PROVIDED ENTRIES START

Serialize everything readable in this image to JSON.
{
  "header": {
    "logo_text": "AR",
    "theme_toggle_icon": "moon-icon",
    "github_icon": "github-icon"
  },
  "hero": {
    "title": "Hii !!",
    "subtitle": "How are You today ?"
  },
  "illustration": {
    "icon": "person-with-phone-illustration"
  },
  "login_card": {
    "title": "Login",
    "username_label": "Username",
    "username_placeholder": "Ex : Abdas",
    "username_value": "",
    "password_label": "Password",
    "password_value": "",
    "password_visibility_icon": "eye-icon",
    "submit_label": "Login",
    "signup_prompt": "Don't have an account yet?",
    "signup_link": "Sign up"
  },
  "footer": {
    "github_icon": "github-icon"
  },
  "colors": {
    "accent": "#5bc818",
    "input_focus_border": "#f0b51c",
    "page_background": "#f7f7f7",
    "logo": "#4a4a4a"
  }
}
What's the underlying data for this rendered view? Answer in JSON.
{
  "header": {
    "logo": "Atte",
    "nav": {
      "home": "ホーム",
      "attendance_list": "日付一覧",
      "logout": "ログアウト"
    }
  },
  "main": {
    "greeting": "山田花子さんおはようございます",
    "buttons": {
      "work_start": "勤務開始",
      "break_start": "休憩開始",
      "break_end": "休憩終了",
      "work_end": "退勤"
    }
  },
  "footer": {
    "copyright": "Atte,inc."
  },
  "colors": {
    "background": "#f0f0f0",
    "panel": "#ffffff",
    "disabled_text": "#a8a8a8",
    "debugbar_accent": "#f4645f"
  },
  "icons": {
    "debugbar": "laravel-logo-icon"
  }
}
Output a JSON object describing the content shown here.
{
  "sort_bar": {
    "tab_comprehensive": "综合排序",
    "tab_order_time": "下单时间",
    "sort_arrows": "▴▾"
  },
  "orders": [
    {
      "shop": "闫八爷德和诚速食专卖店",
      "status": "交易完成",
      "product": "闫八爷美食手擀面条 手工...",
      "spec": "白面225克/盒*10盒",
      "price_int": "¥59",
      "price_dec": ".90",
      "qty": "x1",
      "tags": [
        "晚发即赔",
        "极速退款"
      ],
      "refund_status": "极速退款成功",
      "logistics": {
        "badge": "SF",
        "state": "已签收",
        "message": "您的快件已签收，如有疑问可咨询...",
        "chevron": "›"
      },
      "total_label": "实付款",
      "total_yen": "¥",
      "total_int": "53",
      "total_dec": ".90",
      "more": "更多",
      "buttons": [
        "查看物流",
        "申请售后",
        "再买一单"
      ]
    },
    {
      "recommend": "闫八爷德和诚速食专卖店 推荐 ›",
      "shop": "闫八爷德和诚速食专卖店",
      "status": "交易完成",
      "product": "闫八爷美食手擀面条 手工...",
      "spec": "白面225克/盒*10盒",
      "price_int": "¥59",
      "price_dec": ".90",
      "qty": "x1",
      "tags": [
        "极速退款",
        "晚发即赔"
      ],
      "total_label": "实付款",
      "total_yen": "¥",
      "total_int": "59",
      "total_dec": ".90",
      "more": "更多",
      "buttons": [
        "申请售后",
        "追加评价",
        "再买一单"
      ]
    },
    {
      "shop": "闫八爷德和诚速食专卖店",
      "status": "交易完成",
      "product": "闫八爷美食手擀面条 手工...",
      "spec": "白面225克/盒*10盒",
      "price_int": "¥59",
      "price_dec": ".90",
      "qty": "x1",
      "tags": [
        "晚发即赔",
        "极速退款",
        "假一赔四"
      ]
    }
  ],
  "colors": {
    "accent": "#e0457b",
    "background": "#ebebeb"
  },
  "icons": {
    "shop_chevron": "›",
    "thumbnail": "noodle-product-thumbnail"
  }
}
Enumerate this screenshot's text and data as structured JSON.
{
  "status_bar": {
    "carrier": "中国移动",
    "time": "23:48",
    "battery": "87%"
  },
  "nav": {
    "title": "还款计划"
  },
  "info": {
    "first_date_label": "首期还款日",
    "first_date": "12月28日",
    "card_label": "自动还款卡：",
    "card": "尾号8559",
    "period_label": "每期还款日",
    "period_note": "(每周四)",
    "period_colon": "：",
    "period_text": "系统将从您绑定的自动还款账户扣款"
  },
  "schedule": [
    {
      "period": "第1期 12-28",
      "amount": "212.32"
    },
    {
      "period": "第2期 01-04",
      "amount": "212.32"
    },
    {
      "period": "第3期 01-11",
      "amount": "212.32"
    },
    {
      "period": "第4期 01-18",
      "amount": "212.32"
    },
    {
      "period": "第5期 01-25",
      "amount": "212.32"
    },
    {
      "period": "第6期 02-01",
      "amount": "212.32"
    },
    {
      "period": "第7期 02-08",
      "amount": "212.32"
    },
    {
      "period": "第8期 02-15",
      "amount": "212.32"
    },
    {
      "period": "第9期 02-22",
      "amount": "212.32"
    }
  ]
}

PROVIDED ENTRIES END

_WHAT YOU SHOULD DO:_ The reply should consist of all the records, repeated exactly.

_RESULT OF THIS EXERCISE:_
Serialize everything readable in this image to JSON.
{
  "header": {
    "logo_text": "AR",
    "theme_toggle_icon": "moon-icon",
    "github_icon": "github-icon"
  },
  "hero": {
    "title": "Hii !!",
    "subtitle": "How are You today ?"
  },
  "illustration": {
    "icon": "person-with-phone-illustration"
  },
  "login_card": {
    "title": "Login",
    "username_label": "Username",
    "username_placeholder": "Ex : Abdas",
    "username_value": "",
    "password_label": "Password",
    "password_value": "",
    "password_visibility_icon": "eye-icon",
    "submit_label": "Login",
    "signup_prompt": "Don't have an account yet?",
    "signup_link": "Sign up"
  },
  "footer": {
    "github_icon": "github-icon"
  },
  "colors": {
    "accent": "#5bc818",
    "input_focus_border": "#f0b51c",
    "page_background": "#f7f7f7",
    "logo": "#4a4a4a"
  }
}
What's the underlying data for this rendered view? Answer in JSON.
{
  "header": {
    "logo": "Atte",
    "nav": {
      "home": "ホーム",
      "attendance_list": "日付一覧",
      "logout": "ログアウト"
    }
  },
  "main": {
    "greeting": "山田花子さんおはようございます",
    "buttons": {
      "work_start": "勤務開始",
      "break_start": "休憩開始",
      "break_end": "休憩終了",
      "work_end": "退勤"
    }
  },
  "footer": {
    "copyright": "Atte,inc."
  },
  "colors": {
    "background": "#f0f0f0",
    "panel": "#ffffff",
    "disabled_text": "#a8a8a8",
    "debugbar_accent": "#f4645f"
  },
  "icons": {
    "debugbar": "laravel-logo-icon"
  }
}
Output a JSON object describing the content shown here.
{
  "sort_bar": {
    "tab_comprehensive": "综合排序",
    "tab_order_time": "下单时间",
    "sort_arrows": "▴▾"
  },
  "orders": [
    {
      "shop": "闫八爷德和诚速食专卖店",
      "status": "交易完成",
      "product": "闫八爷美食手擀面条 手工...",
      "spec": "白面225克/盒*10盒",
      "price_int": "¥59",
      "price_dec": ".90",
      "qty": "x1",
      "tags": [
        "晚发即赔",
        "极速退款"
      ],
      "refund_status": "极速退款成功",
      "logistics": {
        "badge": "SF",
        "state": "已签收",
        "message": "您的快件已签收，如有疑问可咨询...",
        "chevron": "›"
      },
      "total_label": "实付款",
      "total_yen": "¥",
      "total_int": "53",
      "total_dec": ".90",
      "more": "更多",
      "buttons": [
        "查看物流",
        "申请售后",
        "再买一单"
      ]
    },
    {
      "recommend": "闫八爷德和诚速食专卖店 推荐 ›",
      "shop": "闫八爷德和诚速食专卖店",
      "status": "交易完成",
      "product": "闫八爷美食手擀面条 手工...",
      "spec": "白面225克/盒*10盒",
      "price_int": "¥59",
      "price_dec": ".90",
      "qty": "x1",
      "tags": [
        "极速退款",
        "晚发即赔"
      ],
      "total_label": "实付款",
      "total_yen": "¥",
      "total_int": "59",
      "total_dec": ".90",
      "more": "更多",
      "buttons": [
        "申请售后",
        "追加评价",
        "再买一单"
      ]
    },
    {
      "shop": "闫八爷德和诚速食专卖店",
      "status": "交易完成",
      "product": "闫八爷美食手擀面条 手工...",
      "spec": "白面225克/盒*10盒",
      "price_int": "¥59",
      "price_dec": ".90",
      "qty": "x1",
      "tags": [
        "晚发即赔",
        "极速退款",
        "假一赔四"
      ]
    }
  ],
  "colors": {
    "accent": "#e0457b",
    "background": "#ebebeb"
  },
  "icons": {
    "shop_chevron": "›",
    "thumbnail": "noodle-product-thumbnail"
  }
}
Enumerate this screenshot's text and data as structured JSON.
{
  "status_bar": {
    "carrier": "中国移动",
    "time": "23:48",
    "battery": "87%"
  },
  "nav": {
    "title": "还款计划"
  },
  "info": {
    "first_date_label": "首期还款日",
    "first_date": "12月28日",
    "card_label": "自动还款卡：",
    "card": "尾号8559",
    "period_label": "每期还款日",
    "period_note": "(每周四)",
    "period_colon": "：",
    "period_text": "系统将从您绑定的自动还款账户扣款"
  },
  "schedule": [
    {
      "period": "第1期 12-28",
      "amount": "212.32"
    },
    {
      "period": "第2期 01-04",
      "amount": "212.32"
    },
    {
      "period": "第3期 01-11",
      "amount": "212.32"
    },
    {
      "period": "第4期 01-18",
      "amount": "212.32"
    },
    {
      "period": "第5期 01-25",
      "amount": "212.32"
    },
    {
      "period": "第6期 02-01",
      "amount": "212.32"
    },
    {
      "period": "第7期 02-08",
      "amount": "212.32"
    },
    {
      "period": "第8期 02-15",
      "amount": "212.32"
    },
    {
      "period": "第9期 02-22",
      "amount": "212.32"
    }
  ]
}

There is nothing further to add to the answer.